District court judges designated as family court judges hear cases involving:
- Juvenile delinquency
- Abuse, neglect and dependency allegations
- Termination of parental rights
- Domestic violence
- Child custody and visitation rights
- Divorce and related financial issues like child support, alimony, and equitable distribution of property
Family court judges are experienced in dealing with family matters and receive specialized training to increase their expertise.
A major goal of family court is to consolidate and assign a family's legal issues before a single district court judge or team of judges. This allows family court judges to become familiar with and better address each family's issues, and keeps families from having to recount their history for multiple judges at each hearing.
Together, the dedicated family court judges and staff implement policies that promote prompt and just resolution of family law issues. Effective and intensive case management implemented by family courts includes:
- Court supervision of case progress
- A case assignment system
- Control of continuances
- Early dispositions and firm trial dates
Time standards vary by type of action but ideally family court issues will be resolved within a year of filing.
Specific, essential, and successful practices identified in the years of Family Court experience in N.C.
Annual Reports on North Carolina’s unified family court programs.
Session Law 1999-237 House Bill 168 Section 17.16 authorized the North Carolina Administrative Office of the Courts (NCAOC) to establish an educational program for parents who are parties to a custody or visitation action and to administer any parent education though family court programs that were established by Section 25 of Session Law 1998-202.
Parent education programs make divorcing parents or parents living in separate homes aware of the needs of their children during and after the divorce process and when children are parented in separate homes. The video entitled The Most Important Job (Spanish version of video) provides guidance for parents from professionals as well as from the child's perspective.
Family court districts provide this type of education locally according to their local rules. The two most common models for parent education are:
- A one-hour parent information session presented by family court staff; and
- A four-hour parent education class taught by local professionals from the community who have contracted with the North Carolina Administrative Office of the Courts to provide this service.
Non-family court district courts may also offer parent education according to their own local rules.
The Most Important Job: Parenting Information for Families Living Apart (North Carolina Parent Education Handbook)
Companion handbook to the Parent Education video.
Existing Family Courts
- District 3A: Pitt
- District 5: New Hanover and Pender
- District 6: Bertie, Halifax, Hertford and Northampton
- District 8: Greene, Lenoir, and Wayne
- District 10: Wake
- District 12: Cumberland
- District 14: Durham
- District 16A: Anson, Richmond, and Scotland
- District 19B: Randolph
- District 19D: Moore and Hoke
- District 20A: Stanly and Montgomery
- District 20B: Union
- District 25: Burke, Caldwell, and Catawba
- District 26: Mecklenburg
- District 28: Buncombe
Family Court Advisory Commission (FCAC)
The Family Court Advisory Commission (FCAC) provides a coordinated approach to the development, management, and evolution of North Carolina’s Family Court Program.

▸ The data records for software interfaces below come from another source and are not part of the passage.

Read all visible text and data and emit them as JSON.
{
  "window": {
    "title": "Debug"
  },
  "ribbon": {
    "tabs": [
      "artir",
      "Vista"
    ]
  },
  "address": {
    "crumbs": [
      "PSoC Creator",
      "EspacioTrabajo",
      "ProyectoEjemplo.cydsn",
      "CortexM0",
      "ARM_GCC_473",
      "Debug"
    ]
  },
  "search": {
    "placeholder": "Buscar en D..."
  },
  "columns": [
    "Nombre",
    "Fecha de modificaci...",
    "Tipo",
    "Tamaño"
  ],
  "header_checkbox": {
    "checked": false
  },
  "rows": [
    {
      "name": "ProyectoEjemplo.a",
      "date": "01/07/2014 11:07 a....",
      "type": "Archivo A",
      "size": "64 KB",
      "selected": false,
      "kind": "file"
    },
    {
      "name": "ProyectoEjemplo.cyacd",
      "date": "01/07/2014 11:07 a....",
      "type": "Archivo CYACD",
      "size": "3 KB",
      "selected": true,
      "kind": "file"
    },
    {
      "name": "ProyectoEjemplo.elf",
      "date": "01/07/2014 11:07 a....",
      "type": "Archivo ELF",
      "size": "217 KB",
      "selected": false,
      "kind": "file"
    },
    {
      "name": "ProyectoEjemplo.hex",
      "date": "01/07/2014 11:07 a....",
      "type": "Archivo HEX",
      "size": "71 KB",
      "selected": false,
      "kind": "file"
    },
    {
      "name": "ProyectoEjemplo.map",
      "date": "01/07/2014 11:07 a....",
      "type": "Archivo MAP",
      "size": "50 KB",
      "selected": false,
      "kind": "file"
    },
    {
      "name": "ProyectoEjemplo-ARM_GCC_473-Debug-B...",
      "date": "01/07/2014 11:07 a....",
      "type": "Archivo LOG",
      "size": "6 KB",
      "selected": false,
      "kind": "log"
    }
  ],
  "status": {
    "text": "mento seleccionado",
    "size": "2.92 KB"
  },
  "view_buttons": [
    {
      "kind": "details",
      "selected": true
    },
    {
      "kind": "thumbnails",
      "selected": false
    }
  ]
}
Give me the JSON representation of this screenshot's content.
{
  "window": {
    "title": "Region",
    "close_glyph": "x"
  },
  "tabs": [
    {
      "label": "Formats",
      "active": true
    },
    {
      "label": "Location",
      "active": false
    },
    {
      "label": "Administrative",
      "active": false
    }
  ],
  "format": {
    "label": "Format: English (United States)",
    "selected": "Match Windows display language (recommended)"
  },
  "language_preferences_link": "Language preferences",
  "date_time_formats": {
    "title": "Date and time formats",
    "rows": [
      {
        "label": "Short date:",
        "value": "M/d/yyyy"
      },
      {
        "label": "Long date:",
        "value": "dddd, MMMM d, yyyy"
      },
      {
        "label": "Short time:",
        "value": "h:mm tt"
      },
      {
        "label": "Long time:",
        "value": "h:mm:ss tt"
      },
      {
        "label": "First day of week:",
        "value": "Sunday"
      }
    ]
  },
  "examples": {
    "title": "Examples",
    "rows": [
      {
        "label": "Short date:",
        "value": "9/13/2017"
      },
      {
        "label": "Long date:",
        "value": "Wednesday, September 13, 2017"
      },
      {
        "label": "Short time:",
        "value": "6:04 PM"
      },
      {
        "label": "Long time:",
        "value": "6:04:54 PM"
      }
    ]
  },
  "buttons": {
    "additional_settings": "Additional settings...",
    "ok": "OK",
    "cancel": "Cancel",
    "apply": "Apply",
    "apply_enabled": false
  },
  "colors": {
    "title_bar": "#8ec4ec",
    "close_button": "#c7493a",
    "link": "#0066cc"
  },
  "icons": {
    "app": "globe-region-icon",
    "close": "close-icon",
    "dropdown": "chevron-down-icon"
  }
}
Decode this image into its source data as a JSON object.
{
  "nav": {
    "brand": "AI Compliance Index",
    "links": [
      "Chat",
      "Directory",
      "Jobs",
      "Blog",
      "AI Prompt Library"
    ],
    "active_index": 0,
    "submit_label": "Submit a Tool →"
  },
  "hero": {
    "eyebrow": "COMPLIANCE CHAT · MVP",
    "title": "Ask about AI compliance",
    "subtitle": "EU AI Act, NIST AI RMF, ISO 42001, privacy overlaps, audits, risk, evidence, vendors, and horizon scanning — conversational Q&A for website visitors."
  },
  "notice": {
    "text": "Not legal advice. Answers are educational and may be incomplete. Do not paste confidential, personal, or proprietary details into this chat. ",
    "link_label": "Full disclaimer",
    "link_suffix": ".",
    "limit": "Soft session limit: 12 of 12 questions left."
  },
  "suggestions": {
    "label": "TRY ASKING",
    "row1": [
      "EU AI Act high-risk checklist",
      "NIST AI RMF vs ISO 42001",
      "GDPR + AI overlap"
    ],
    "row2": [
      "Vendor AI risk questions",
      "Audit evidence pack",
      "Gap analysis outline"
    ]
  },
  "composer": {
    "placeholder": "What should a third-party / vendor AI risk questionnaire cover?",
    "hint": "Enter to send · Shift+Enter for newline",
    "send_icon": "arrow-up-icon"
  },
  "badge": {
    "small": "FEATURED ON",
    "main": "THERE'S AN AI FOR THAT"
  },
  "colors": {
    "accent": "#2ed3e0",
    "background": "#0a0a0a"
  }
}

Members of the FCAC meet quarterly and are appointed by the Chief Justice of the Supreme Court of North Carolina for a three-year term. Members include judges from both appellate courts, chief district court judges, clerks of superior court, family court administrators, custody mediators, guardians ad litem, domestic and juvenile attorneys, and various other court partners. The charge of the Commission is to:
- Advise the Chief Justice and the NCAOC Director on family court issues, including automation efforts;
- Set guidelines and standards of practice for all family court districts;
- Assure accountability for the family court program;
- Make recommendations about future legislative action, including needed statutory changes, budgetary suggestions, or recommendations for expansion of the program statewide;
- Review and make recommendations about the interrelationship between family courts and other court programs, such as guardian ad litem, child custody mediation, family drug courts, and family financial settlement; and
- Oversee the further development of the family court training curriculum.
Related Help Topics
Navigate the process for family-related cases, including custody issues, parental rights, child support, adoption, juvenile delinquency, and more.
How to get help, obtain a protective order, and relevant N.C. law.
Get information on how to become a guardian and what qualifications one must meet to obtain guardianship.
Find out how to obtain court records.